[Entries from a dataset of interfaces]

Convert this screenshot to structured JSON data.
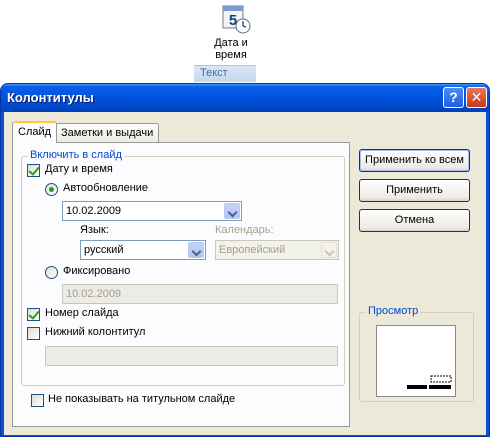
{
  "ribbon": {
    "button_line1": "Дата и",
    "button_line2": "время",
    "icon_digit": "5",
    "group_label": "Текст"
  },
  "dialog": {
    "title": "Колонтитулы",
    "help_label": "?",
    "close_label": "✕",
    "tabs": [
      {
        "label": "Слайд",
        "active": true
      },
      {
        "label": "Заметки и выдачи",
        "active": false
      }
    ],
    "include_group": "Включить в слайд",
    "date_time": {
      "label": "Дату и время",
      "checked": true
    },
    "auto_update": {
      "label": "Автообновление",
      "selected": true
    },
    "auto_date_value": "10.02.2009",
    "language_label": "Язык:",
    "language_value": "русский",
    "calendar_label": "Календарь:",
    "calendar_value": "Европейский",
    "fixed": {
      "label": "Фиксировано",
      "selected": false
    },
    "fixed_value": "10.02.2009",
    "slide_number": {
      "label": "Номер слайда",
      "checked": true
    },
    "footer": {
      "label": "Нижний колонтитул",
      "checked": false,
      "value": ""
    },
    "dont_show_title": {
      "label": "Не показывать на титульном слайде",
      "checked": false
    },
    "buttons": {
      "apply_all": "Применить ко всем",
      "apply": "Применить",
      "cancel": "Отмена"
    },
    "preview_label": "Просмотр"
  },
  "colors": {
    "title_blue": "#0054e3",
    "dialog_bg": "#ece9d8",
    "group_label_blue": "#0046d5",
    "check_green": "#21a121"
  }
}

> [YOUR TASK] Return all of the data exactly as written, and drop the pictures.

> [EXERCISE RESULT]
Convert this screenshot to structured JSON data.
{
  "ribbon": {
    "button_line1": "Дата и",
    "button_line2": "время",
    "icon_digit": "5",
    "group_label": "Текст"
  },
  "dialog": {
    "title": "Колонтитулы",
    "help_label": "?",
    "close_label": "✕",
    "tabs": [
      {
        "label": "Слайд",
        "active": true
      },
      {
        "label": "Заметки и выдачи",
        "active": false
      }
    ],
    "include_group": "Включить в слайд",
    "date_time": {
      "label": "Дату и время",
      "checked": true
    },
    "auto_update": {
      "label": "Автообновление",
      "selected": true
    },
    "auto_date_value": "10.02.2009",
    "language_label": "Язык:",
    "language_value": "русский",
    "calendar_label": "Календарь:",
    "calendar_value": "Европейский",
    "fixed": {
      "label": "Фиксировано",
      "selected": false
    },
    "fixed_value": "10.02.2009",
    "slide_number": {
      "label": "Номер слайда",
      "checked": true
    },
    "footer": {
      "label": "Нижний колонтитул",
      "checked": false,
      "value": ""
    },
    "dont_show_title": {
      "label": "Не показывать на титульном слайде",
      "checked": false
    },
    "buttons": {
      "apply_all": "Применить ко всем",
      "apply": "Применить",
      "cancel": "Отмена"
    },
    "preview_label": "Просмотр"
  },
  "colors": {
    "title_blue": "#0054e3",
    "dialog_bg": "#ece9d8",
    "group_label_blue": "#0046d5",
    "check_green": "#21a121"
  }
}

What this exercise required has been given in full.